How Brands Can Become More Emotionally Intelligent on Social Media

Traditional social metrics aren't that useful -- it's detailed sentiment that counts.

emotional intelligence

James Purchase is VP of product management for Attensity, a pioneer in natural language processing and sentiment analysis.

For years, brands have been mining social networks to study consumer metrics, including check-ins, likes and retweets. Combined with census-like data – gender, age, location, etc. – brands have created countless dossiers on consumers and audiences in the name of improving service and sales. Dubbed “listening,” the approach has been passive and objective, a mathematical equation of huge amounts of publicly-shared content about a brand.

Living in the past will only get brands so far
With time, brands found that social metrics weren’t as useful as they seemed. Everything that was tracked had already happened: a restaurant meal posted after the fact; vacation pics shared after the trip; the movie critique (no spoilers, please!) of a film already watched… and so on.

This after-the-fact view left out a huge piece of the marketing and customer-service puzzle: a contextual understanding of how people feel about products. Experts in the field know this as “detailed sentiment,” which is largely considered the golden key to customer service and marketing.

Detailed sentiment analysis outlines that familiarity we feel among our family and friends — the understanding that lets others anticipate what will grab our attention. Combined with demographic information, sentiment analysis tunes in to our needs and wants.

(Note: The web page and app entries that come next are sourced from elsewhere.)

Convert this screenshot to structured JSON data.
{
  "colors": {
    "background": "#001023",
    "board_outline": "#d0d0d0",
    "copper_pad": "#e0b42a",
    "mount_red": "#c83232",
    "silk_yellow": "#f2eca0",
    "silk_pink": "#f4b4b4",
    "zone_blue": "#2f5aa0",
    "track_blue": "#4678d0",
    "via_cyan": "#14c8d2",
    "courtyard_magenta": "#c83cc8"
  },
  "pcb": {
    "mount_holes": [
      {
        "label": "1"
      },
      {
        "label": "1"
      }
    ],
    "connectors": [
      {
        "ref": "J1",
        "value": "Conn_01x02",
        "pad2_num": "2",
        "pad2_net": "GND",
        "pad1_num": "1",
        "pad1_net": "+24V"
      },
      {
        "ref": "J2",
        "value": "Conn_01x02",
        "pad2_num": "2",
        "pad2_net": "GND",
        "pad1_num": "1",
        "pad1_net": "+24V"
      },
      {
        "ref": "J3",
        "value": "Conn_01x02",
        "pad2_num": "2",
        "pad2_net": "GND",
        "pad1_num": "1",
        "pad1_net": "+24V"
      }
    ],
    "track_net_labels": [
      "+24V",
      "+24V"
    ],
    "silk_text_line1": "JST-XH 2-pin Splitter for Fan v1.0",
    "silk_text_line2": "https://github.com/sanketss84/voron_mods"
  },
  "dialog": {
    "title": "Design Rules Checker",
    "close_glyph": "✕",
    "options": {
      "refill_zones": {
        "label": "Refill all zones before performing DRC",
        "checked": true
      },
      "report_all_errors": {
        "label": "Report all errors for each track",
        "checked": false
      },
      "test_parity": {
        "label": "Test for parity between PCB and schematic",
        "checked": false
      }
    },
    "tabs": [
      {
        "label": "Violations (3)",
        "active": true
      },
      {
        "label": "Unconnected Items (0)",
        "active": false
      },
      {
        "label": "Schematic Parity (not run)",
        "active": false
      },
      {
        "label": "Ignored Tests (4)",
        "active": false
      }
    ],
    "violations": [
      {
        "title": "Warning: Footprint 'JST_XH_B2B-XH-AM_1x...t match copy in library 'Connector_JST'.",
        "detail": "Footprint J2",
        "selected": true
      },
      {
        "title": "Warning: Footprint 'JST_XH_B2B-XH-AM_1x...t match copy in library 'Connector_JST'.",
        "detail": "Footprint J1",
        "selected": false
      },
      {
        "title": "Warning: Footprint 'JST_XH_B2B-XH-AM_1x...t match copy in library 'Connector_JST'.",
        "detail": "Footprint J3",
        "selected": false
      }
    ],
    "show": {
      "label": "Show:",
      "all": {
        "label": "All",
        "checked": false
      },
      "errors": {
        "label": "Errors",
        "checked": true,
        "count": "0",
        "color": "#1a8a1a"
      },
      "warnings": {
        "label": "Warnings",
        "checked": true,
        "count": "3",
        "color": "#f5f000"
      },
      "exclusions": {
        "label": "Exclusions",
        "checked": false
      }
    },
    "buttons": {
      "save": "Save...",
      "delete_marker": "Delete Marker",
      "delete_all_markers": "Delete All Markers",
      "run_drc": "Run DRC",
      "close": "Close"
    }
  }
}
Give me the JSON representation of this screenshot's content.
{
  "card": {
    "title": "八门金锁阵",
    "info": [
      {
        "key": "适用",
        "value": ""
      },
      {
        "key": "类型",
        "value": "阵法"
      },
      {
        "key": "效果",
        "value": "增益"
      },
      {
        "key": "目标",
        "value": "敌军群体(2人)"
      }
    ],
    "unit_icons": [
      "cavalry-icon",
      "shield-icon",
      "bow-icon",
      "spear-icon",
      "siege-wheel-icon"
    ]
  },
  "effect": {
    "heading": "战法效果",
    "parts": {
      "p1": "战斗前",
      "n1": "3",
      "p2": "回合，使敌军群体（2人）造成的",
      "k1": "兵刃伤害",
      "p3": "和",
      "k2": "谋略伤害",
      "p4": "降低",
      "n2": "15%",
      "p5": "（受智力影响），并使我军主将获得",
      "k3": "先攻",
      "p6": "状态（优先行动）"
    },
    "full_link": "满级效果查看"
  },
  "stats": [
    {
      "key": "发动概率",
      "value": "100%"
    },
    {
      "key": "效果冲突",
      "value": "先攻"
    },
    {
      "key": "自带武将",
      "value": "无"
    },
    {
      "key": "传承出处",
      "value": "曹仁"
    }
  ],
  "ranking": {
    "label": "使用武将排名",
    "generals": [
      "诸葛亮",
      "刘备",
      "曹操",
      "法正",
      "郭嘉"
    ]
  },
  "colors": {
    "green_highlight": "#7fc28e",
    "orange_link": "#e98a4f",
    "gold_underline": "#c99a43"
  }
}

The way forward for brands
Detailed sentiment is the secret ingredient brands need to understand what makes their customers happy. Brands that ignore it will ultimately lag behind those that do.

Consider, for example, the phrase: “Dang, that phone is the bomb!” or “Beyonce’s Grammy Awards outfit is sick!” Both of these statements have colloquial meanings that – while most au courant individuals would recognize as strongly positive – most data-crunching, social-analytics algorithms perceive as strongly negative. The danger here is marketers using incorrect data.

So how can brands accurately measure detailed sentiment without employing an army of high-priced data analysts? Most technology can only go so far in interpreting data — usually by assigning ‘positive’ or ‘negative’ earmarks. But next generation Natural Language Processing (NLP) has surfaced recently and is able to interpret human conversation.

How Natural Language Processing works
Next gen NLP merges advanced text analytics with big data to help brands become more emotionally intelligent. Designed specifically to decipher the nuances of language, it is an important tool available for understanding the voice of customers — a brand’s best source of trend leads.

Groups of businesses are already forming around this technology, since it allows them to harness customer conversations from a variety of channels, including social media, surveys, contact center notes, chat, voice, text and email. The sheer amount of passion and emotion online makes NLP indispensible to understanding the contextual information available on social channels.

Add in a deeper layer of structured data about your customers — such as a recent graduation, marriage, job change, online searches — and you begin to see a contextual and more humanistic understanding that produces detailed sentiment awareness.

Why does all this matter?
With the ability to search for patterns and focus on specific areas of interest, algorithms employing NLP give businesses foresight on when noteworthy events are taking place, like a sudden surge in negative or sarcastic language coming from a specific location. This allows brands to build strategy around story arcs based on a more complete view of the customer.

Intellectually, we know that it is in a brand’s best interest to interpret digital commentary in a human way, and NLP is delivering on that need today. As the volume of data increases online, the future of better marketing and customer service will depend on listening programs with the goal of applying emotional intelligence to their business strategy.